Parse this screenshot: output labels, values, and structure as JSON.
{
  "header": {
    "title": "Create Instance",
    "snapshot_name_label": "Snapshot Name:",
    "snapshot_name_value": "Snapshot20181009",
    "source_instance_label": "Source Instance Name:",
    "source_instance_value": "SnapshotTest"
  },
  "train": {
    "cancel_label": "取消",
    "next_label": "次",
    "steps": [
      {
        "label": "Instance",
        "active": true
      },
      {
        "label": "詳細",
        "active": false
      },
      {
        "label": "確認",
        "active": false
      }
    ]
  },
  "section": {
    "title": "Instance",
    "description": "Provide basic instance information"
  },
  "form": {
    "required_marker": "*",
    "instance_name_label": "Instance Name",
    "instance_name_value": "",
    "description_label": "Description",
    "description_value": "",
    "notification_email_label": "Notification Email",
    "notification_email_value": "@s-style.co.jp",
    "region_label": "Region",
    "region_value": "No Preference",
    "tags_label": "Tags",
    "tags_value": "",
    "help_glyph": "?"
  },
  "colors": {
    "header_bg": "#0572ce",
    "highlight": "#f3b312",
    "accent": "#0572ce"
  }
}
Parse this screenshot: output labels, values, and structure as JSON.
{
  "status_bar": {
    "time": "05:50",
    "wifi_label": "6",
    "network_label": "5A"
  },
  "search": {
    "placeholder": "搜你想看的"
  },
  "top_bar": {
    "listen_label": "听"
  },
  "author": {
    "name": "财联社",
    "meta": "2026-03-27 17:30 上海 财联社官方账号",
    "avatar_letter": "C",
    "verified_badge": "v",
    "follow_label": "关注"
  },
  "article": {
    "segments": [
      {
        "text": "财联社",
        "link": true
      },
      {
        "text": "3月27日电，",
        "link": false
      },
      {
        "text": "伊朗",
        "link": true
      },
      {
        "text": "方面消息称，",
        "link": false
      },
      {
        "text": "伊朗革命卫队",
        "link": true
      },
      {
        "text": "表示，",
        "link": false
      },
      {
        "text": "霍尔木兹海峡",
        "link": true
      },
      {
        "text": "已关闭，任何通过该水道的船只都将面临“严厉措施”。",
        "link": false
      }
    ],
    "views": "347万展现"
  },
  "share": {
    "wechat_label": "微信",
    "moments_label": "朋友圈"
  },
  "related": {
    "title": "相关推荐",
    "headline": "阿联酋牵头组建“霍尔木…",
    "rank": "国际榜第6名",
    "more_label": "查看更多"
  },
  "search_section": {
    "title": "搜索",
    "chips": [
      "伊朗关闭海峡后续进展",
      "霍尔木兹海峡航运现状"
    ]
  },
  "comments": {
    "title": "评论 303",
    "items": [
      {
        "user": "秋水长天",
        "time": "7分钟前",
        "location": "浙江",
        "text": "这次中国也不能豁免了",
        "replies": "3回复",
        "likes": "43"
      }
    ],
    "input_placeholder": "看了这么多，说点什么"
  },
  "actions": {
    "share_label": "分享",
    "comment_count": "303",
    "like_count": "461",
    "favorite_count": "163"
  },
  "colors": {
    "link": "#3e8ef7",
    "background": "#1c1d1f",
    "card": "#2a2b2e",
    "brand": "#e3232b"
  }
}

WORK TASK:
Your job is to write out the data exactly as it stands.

RESULT:
Parse this screenshot: output labels, values, and structure as JSON.
{
  "header": {
    "title": "Create Instance",
    "snapshot_name_label": "Snapshot Name:",
    "snapshot_name_value": "Snapshot20181009",
    "source_instance_label": "Source Instance Name:",
    "source_instance_value": "SnapshotTest"
  },
  "train": {
    "cancel_label": "取消",
    "next_label": "次",
    "steps": [
      {
        "label": "Instance",
        "active": true
      },
      {
        "label": "詳細",
        "active": false
      },
      {
        "label": "確認",
        "active": false
      }
    ]
  },
  "section": {
    "title": "Instance",
    "description": "Provide basic instance information"
  },
  "form": {
    "required_marker": "*",
    "instance_name_label": "Instance Name",
    "instance_name_value": "",
    "description_label": "Description",
    "description_value": "",
    "notification_email_label": "Notification Email",
    "notification_email_value": "@s-style.co.jp",
    "region_label": "Region",
    "region_value": "No Preference",
    "tags_label": "Tags",
    "tags_value": "",
    "help_glyph": "?"
  },
  "colors": {
    "header_bg": "#0572ce",
    "highlight": "#f3b312",
    "accent": "#0572ce"
  }
}
Parse this screenshot: output labels, values, and structure as JSON.
{
  "status_bar": {
    "time": "05:50",
    "wifi_label": "6",
    "network_label": "5A"
  },
  "search": {
    "placeholder": "搜你想看的"
  },
  "top_bar": {
    "listen_label": "听"
  },
  "author": {
    "name": "财联社",
    "meta": "2026-03-27 17:30 上海 财联社官方账号",
    "avatar_letter": "C",
    "verified_badge": "v",
    "follow_label": "关注"
  },
  "article": {
    "segments": [
      {
        "text": "财联社",
        "link": true
      },
      {
        "text": "3月27日电，",
        "link": false
      },
      {
        "text": "伊朗",
        "link": true
      },
      {
        "text": "方面消息称，",
        "link": false
      },
      {
        "text": "伊朗革命卫队",
        "link": true
      },
      {
        "text": "表示，",
        "link": false
      },
      {
        "text": "霍尔木兹海峡",
        "link": true
      },
      {
        "text": "已关闭，任何通过该水道的船只都将面临“严厉措施”。",
        "link": false
      }
    ],
    "views": "347万展现"
  },
  "share": {
    "wechat_label": "微信",
    "moments_label": "朋友圈"
  },
  "related": {
    "title": "相关推荐",
    "headline": "阿联酋牵头组建“霍尔木…",
    "rank": "国际榜第6名",
    "more_label": "查看更多"
  },
  "search_section": {
    "title": "搜索",
    "chips": [
      "伊朗关闭海峡后续进展",
      "霍尔木兹海峡航运现状"
    ]
  },
  "comments": {
    "title": "评论 303",
    "items": [
      {
        "user": "秋水长天",
        "time": "7分钟前",
        "location": "浙江",
        "text": "这次中国也不能豁免了",
        "replies": "3回复",
        "likes": "43"
      }
    ],
    "input_placeholder": "看了这么多，说点什么"
  },
  "actions": {
    "share_label": "分享",
    "comment_count": "303",
    "like_count": "461",
    "favorite_count": "163"
  },
  "colors": {
    "link": "#3e8ef7",
    "background": "#1c1d1f",
    "card": "#2a2b2e",
    "brand": "#e3232b"
  }
}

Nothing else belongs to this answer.